TASK DIRECTIONS> Whatever appears in the records, retype it exactly, except for the pictures.
═════ SOURCE DATA
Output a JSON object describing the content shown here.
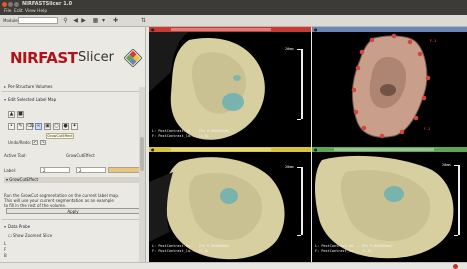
{
  "window": {
    "title": "NIRFASTSlicer 1.0"
  },
  "menu": [
    "File",
    "Edit",
    "View",
    "Help"
  ],
  "toolbar": {
    "module_label": "Modules:",
    "module_value": ""
  },
  "logo": {
    "part1": "NIRFAST",
    "part2": "Slicer"
  },
  "left_panel": {
    "per_structure": "Per-Structure Volumes",
    "edit_selected": "Edit Selected Label Map",
    "tooltip": "GrowCutEffect",
    "undo_redo": "Undo/Redo:",
    "active_tool_label": "Active Tool:",
    "active_tool_value": "GrowCutEffect",
    "label_label": "Label:",
    "label_value": "2",
    "label_value2": "2",
    "section": "GrowCutEffect",
    "help_lines": [
      "Run the GrowCut segmentation on the current label map.",
      "This will use your current segmentation as an example",
      "to fill in the rest of the volume."
    ],
    "apply": "Apply",
    "data_probe": "Data Probe",
    "show_zoomed": "Show Zoomed Slice",
    "probe_lines": [
      "L",
      "F",
      "B"
    ]
  },
  "views": {
    "red": {
      "labels": [
        "L: PostContrast.hd... (Fo 9.000000mm)",
        "F: PostContrast_la... (1.0)"
      ],
      "ruler": "20mm"
    },
    "yellow": {
      "labels": [
        "L: PostContrast.hd... (Fo 9.000000mm)",
        "F: PostContrast_la... (1.0)"
      ],
      "ruler": "20mm"
    },
    "green": {
      "labels": [
        "L: PostContrast.hd... (Fo 9.000000mm)",
        "F: PostContrast_la... (1.0)"
      ],
      "ruler": "20mm"
    },
    "three_d": {
      "markers": [
        "F-1",
        "F-2"
      ]
    }
  },
  "colors": {
    "red": "#c93a34",
    "yellow": "#d8c53b",
    "green": "#5fa552",
    "blue": "#6a86b8",
    "tissue": "#d8cfa0",
    "tumor": "#6fb3b0",
    "model3d": "#c99f8b",
    "marker": "#d04840"
  }
}
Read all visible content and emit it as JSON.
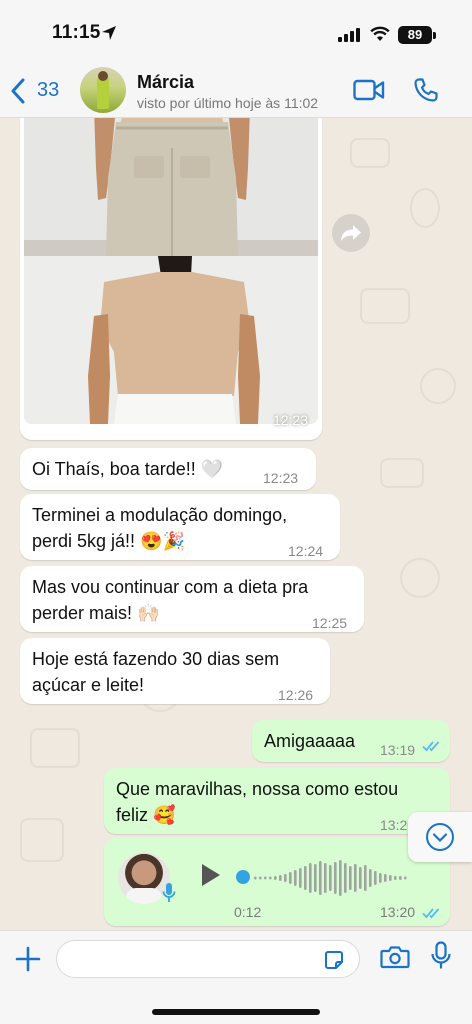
{
  "status": {
    "time": "11:15",
    "battery": "89"
  },
  "header": {
    "back_count": "33",
    "contact_name": "Márcia",
    "last_seen": "visto por último hoje às 11:02"
  },
  "messages": [
    {
      "type": "image",
      "direction": "in",
      "time": "12:23"
    },
    {
      "type": "text",
      "direction": "in",
      "text": "Oi Thaís, boa tarde!! 🤍",
      "time": "12:23"
    },
    {
      "type": "text",
      "direction": "in",
      "lines": [
        "Terminei a modulação domingo,",
        "perdi 5kg já!! 😍🎉"
      ],
      "time": "12:24"
    },
    {
      "type": "text",
      "direction": "in",
      "lines": [
        "Mas vou continuar com a dieta pra",
        "perder mais! 🙌🏻"
      ],
      "time": "12:25"
    },
    {
      "type": "text",
      "direction": "in",
      "lines": [
        "Hoje está fazendo 30 dias sem",
        "açúcar e leite!"
      ],
      "time": "12:26"
    },
    {
      "type": "text",
      "direction": "out",
      "text": "Amigaaaaa",
      "time": "13:19",
      "status": "read"
    },
    {
      "type": "text",
      "direction": "out",
      "lines": [
        "Que maravilhas, nossa como estou",
        "feliz 🥰"
      ],
      "time": "13:20",
      "status": "read"
    },
    {
      "type": "voice",
      "direction": "out",
      "duration": "0:12",
      "time": "13:20",
      "status": "read"
    }
  ],
  "colors": {
    "accent": "#1a73c9",
    "incoming_bubble": "#ffffff",
    "outgoing_bubble": "#d9fdd3",
    "read_ticks": "#53bdeb",
    "chat_background": "#efe9e0"
  },
  "icons": {
    "back": "chevron-left-icon",
    "video": "video-camera-icon",
    "call": "phone-icon",
    "forward": "forward-arrow-icon",
    "scroll_down": "chevron-down-circle-icon",
    "attach": "plus-icon",
    "sticker": "sticker-icon",
    "camera": "camera-icon",
    "mic": "microphone-icon"
  }
}
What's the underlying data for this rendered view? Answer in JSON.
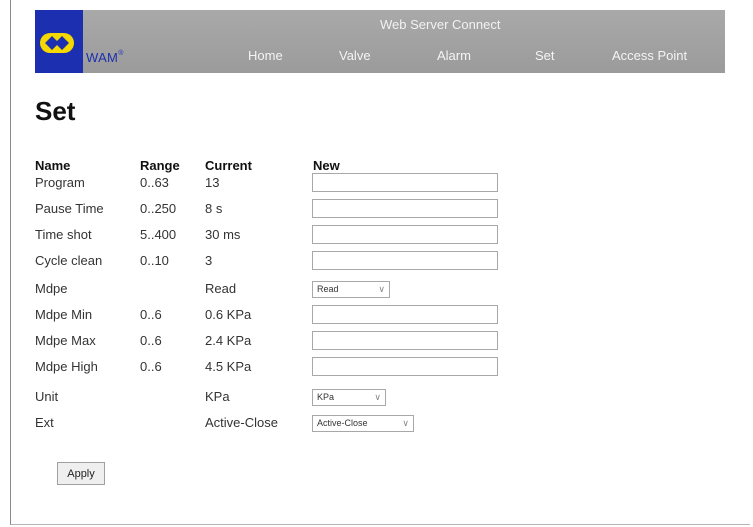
{
  "header": {
    "title": "Web Server Connect",
    "logo_text": "WAM",
    "logo_reg": "®",
    "nav": [
      "Home",
      "Valve",
      "Alarm",
      "Set",
      "Access Point"
    ]
  },
  "page_title": "Set",
  "columns": {
    "name": "Name",
    "range": "Range",
    "current": "Current",
    "new": "New"
  },
  "rows": [
    {
      "name": "Program",
      "range": "0..63",
      "current": "13",
      "new": "",
      "type": "text"
    },
    {
      "name": "Pause Time",
      "range": "0..250",
      "current": "8 s",
      "new": "",
      "type": "text"
    },
    {
      "name": "Time shot",
      "range": "5..400",
      "current": "30 ms",
      "new": "",
      "type": "text"
    },
    {
      "name": "Cycle clean",
      "range": "0..10",
      "current": "3",
      "new": "",
      "type": "text"
    },
    {
      "name": "Mdpe",
      "range": "",
      "current": "Read",
      "new": "Read",
      "type": "select"
    },
    {
      "name": "Mdpe Min",
      "range": "0..6",
      "current": "0.6 KPa",
      "new": "",
      "type": "text"
    },
    {
      "name": "Mdpe Max",
      "range": "0..6",
      "current": "2.4 KPa",
      "new": "",
      "type": "text"
    },
    {
      "name": "Mdpe High",
      "range": "0..6",
      "current": "4.5 KPa",
      "new": "",
      "type": "text"
    },
    {
      "name": "Unit",
      "range": "",
      "current": "KPa",
      "new": "KPa",
      "type": "select"
    },
    {
      "name": "Ext",
      "range": "",
      "current": "Active-Close",
      "new": "Active-Close",
      "type": "select"
    }
  ],
  "apply_label": "Apply",
  "colors": {
    "header_bg": "#a3a3a3",
    "logo_blue": "#1b2fb0",
    "logo_yellow": "#f5d800"
  }
}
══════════
REPLY TO THE TASK>
Output a JSON object describing the content shown here.
{
  "window": {
    "title": "NIRFASTSlicer 1.0"
  },
  "menu": [
    "File",
    "Edit",
    "View",
    "Help"
  ],
  "toolbar": {
    "module_label": "Modules:",
    "module_value": ""
  },
  "logo": {
    "part1": "NIRFAST",
    "part2": "Slicer"
  },
  "left_panel": {
    "per_structure": "Per-Structure Volumes",
    "edit_selected": "Edit Selected Label Map",
    "tooltip": "GrowCutEffect",
    "undo_redo": "Undo/Redo:",
    "active_tool_label": "Active Tool:",
    "active_tool_value": "GrowCutEffect",
    "label_label": "Label:",
    "label_value": "2",
    "label_value2": "2",
    "section": "GrowCutEffect",
    "help_lines": [
      "Run the GrowCut segmentation on the current label map.",
      "This will use your current segmentation as an example",
      "to fill in the rest of the volume."
    ],
    "apply": "Apply",
    "data_probe": "Data Probe",
    "show_zoomed": "Show Zoomed Slice",
    "probe_lines": [
      "L",
      "F",
      "B"
    ]
  },
  "views": {
    "red": {
      "labels": [
        "L: PostContrast.hd... (Fo 9.000000mm)",
        "F: PostContrast_la... (1.0)"
      ],
      "ruler": "20mm"
    },
    "yellow": {
      "labels": [
        "L: PostContrast.hd... (Fo 9.000000mm)",
        "F: PostContrast_la... (1.0)"
      ],
      "ruler": "20mm"
    },
    "green": {
      "labels": [
        "L: PostContrast.hd... (Fo 9.000000mm)",
        "F: PostContrast_la... (1.0)"
      ],
      "ruler": "20mm"
    },
    "three_d": {
      "markers": [
        "F-1",
        "F-2"
      ]
    }
  },
  "colors": {
    "red": "#c93a34",
    "yellow": "#d8c53b",
    "green": "#5fa552",
    "blue": "#6a86b8",
    "tissue": "#d8cfa0",
    "tumor": "#6fb3b0",
    "model3d": "#c99f8b",
    "marker": "#d04840"
  }
}
Read all visible content and emit it as JSON.
{
  "status": {
    "time": "11:15",
    "battery": "89"
  },
  "header": {
    "back_count": "33",
    "contact_name": "Márcia",
    "last_seen": "visto por último hoje às 11:02"
  },
  "messages": [
    {
      "type": "image",
      "direction": "in",
      "time": "12:23"
    },
    {
      "type": "text",
      "direction": "in",
      "text": "Oi Thaís, boa tarde!! 🤍",
      "time": "12:23"
    },
    {
      "type": "text",
      "direction": "in",
      "lines": [
        "Terminei a modulação domingo,",
        "perdi 5kg já!! 😍🎉"
      ],
      "time": "12:24"
    },
    {
      "type": "text",
      "direction": "in",
      "lines": [
        "Mas vou continuar com a dieta pra",
        "perder mais! 🙌🏻"
      ],
      "time": "12:25"
    },
    {
      "type": "text",
      "direction": "in",
      "lines": [
        "Hoje está fazendo 30 dias sem",
        "açúcar e leite!"
      ],
      "time": "12:26"
    },
    {
      "type": "text",
      "direction": "out",
      "text": "Amigaaaaa",
      "time": "13:19",
      "status": "read"
    },
    {
      "type": "text",
      "direction": "out",
      "lines": [
        "Que maravilhas, nossa como estou",
        "feliz 🥰"
      ],
      "time": "13:20",
      "status": "read"
    },
    {
      "type": "voice",
      "direction": "out",
      "duration": "0:12",
      "time": "13:20",
      "status": "read"
    }
  ],
  "colors": {
    "accent": "#1a73c9",
    "incoming_bubble": "#ffffff",
    "outgoing_bubble": "#d9fdd3",
    "read_ticks": "#53bdeb",
    "chat_background": "#efe9e0"
  },
  "icons": {
    "back": "chevron-left-icon",
    "video": "video-camera-icon",
    "call": "phone-icon",
    "forward": "forward-arrow-icon",
    "scroll_down": "chevron-down-circle-icon",
    "attach": "plus-icon",
    "sticker": "sticker-icon",
    "camera": "camera-icon",
    "mic": "microphone-icon"
  }
}
What's the underlying data for this rendered view? Answer in JSON.
{
  "header": {
    "title": "Web Server Connect",
    "logo_text": "WAM",
    "logo_reg": "®",
    "nav": [
      "Home",
      "Valve",
      "Alarm",
      "Set",
      "Access Point"
    ]
  },
  "page_title": "Set",
  "columns": {
    "name": "Name",
    "range": "Range",
    "current": "Current",
    "new": "New"
  },
  "rows": [
    {
      "name": "Program",
      "range": "0..63",
      "current": "13",
      "new": "",
      "type": "text"
    },
    {
      "name": "Pause Time",
      "range": "0..250",
      "current": "8 s",
      "new": "",
      "type": "text"
    },
    {
      "name": "Time shot",
      "range": "5..400",
      "current": "30 ms",
      "new": "",
      "type": "text"
    },
    {
      "name": "Cycle clean",
      "range": "0..10",
      "current": "3",
      "new": "",
      "type": "text"
    },
    {
      "name": "Mdpe",
      "range": "",
      "current": "Read",
      "new": "Read",
      "type": "select"
    },
    {
      "name": "Mdpe Min",
      "range": "0..6",
      "current": "0.6 KPa",
      "new": "",
      "type": "text"
    },
    {
      "name": "Mdpe Max",
      "range": "0..6",
      "current": "2.4 KPa",
      "new": "",
      "type": "text"
    },
    {
      "name": "Mdpe High",
      "range": "0..6",
      "current": "4.5 KPa",
      "new": "",
      "type": "text"
    },
    {
      "name": "Unit",
      "range": "",
      "current": "KPa",
      "new": "KPa",
      "type": "select"
    },
    {
      "name": "Ext",
      "range": "",
      "current": "Active-Close",
      "new": "Active-Close",
      "type": "select"
    }
  ],
  "apply_label": "Apply",
  "colors": {
    "header_bg": "#a3a3a3",
    "logo_blue": "#1b2fb0",
    "logo_yellow": "#f5d800"
  }
}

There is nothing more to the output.